■ Task directions ■
Scan the entries for the word "name" and return every line that has it.

● ● ● ●

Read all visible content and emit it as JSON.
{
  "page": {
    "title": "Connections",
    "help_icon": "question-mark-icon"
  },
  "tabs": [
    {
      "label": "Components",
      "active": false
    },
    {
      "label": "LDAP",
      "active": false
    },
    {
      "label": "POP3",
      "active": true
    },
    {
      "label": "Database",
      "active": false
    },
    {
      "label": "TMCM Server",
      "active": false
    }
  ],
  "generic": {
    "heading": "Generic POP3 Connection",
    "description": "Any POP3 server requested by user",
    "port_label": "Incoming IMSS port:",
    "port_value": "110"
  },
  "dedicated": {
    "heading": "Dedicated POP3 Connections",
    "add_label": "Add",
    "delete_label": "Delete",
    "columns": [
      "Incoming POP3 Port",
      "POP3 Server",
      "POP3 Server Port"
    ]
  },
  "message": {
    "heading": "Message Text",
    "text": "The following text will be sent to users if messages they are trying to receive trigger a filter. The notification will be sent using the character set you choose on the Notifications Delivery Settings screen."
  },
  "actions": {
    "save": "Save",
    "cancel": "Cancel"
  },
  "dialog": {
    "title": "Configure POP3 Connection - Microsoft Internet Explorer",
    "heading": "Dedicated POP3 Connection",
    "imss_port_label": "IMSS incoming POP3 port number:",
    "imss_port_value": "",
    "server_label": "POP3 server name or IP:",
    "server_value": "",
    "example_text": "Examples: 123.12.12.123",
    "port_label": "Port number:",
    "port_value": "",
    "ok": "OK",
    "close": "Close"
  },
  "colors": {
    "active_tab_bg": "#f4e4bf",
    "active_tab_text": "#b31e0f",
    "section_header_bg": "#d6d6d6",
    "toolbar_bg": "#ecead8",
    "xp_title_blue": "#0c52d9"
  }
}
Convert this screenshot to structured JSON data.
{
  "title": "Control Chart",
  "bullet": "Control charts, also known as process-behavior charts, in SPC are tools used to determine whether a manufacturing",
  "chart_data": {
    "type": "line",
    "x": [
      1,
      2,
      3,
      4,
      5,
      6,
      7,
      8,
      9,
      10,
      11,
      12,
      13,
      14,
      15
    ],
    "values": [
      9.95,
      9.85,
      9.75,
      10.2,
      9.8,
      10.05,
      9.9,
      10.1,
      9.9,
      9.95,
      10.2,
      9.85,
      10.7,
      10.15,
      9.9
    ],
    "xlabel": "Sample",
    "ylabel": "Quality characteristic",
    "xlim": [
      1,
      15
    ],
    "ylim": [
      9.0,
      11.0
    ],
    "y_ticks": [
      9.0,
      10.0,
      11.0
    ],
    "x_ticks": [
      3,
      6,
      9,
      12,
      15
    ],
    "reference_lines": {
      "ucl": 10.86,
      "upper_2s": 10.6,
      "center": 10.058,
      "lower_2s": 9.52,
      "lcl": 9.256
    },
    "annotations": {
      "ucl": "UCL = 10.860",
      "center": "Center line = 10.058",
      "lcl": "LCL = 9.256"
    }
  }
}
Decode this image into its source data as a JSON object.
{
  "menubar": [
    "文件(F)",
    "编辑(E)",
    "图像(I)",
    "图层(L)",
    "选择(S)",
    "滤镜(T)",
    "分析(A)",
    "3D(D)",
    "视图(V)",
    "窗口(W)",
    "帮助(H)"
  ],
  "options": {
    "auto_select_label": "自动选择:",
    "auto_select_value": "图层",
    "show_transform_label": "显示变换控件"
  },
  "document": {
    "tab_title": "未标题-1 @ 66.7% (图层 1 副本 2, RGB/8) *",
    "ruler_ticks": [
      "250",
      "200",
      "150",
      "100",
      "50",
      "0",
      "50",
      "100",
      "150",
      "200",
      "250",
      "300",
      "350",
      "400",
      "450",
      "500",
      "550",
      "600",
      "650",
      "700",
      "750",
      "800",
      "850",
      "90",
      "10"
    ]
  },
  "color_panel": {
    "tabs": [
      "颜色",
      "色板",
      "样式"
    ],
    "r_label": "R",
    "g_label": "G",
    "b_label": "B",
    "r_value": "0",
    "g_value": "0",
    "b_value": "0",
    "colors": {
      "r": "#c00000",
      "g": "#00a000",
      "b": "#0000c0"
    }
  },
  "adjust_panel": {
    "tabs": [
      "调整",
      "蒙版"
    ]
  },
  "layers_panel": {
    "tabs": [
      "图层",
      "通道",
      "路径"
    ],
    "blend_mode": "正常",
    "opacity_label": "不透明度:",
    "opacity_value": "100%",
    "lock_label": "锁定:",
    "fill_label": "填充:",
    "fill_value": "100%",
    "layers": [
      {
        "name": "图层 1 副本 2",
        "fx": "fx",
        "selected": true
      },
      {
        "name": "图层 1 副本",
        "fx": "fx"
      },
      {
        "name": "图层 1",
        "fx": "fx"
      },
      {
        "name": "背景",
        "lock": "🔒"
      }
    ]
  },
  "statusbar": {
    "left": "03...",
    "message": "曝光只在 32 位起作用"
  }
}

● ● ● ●

■ Task response ■
    "server_label": "POP3 server name or IP:",
        "name": "图层 1 副本 2",
        "name": "图层 1 副本",
        "name": "图层 1",
        "name": "背景",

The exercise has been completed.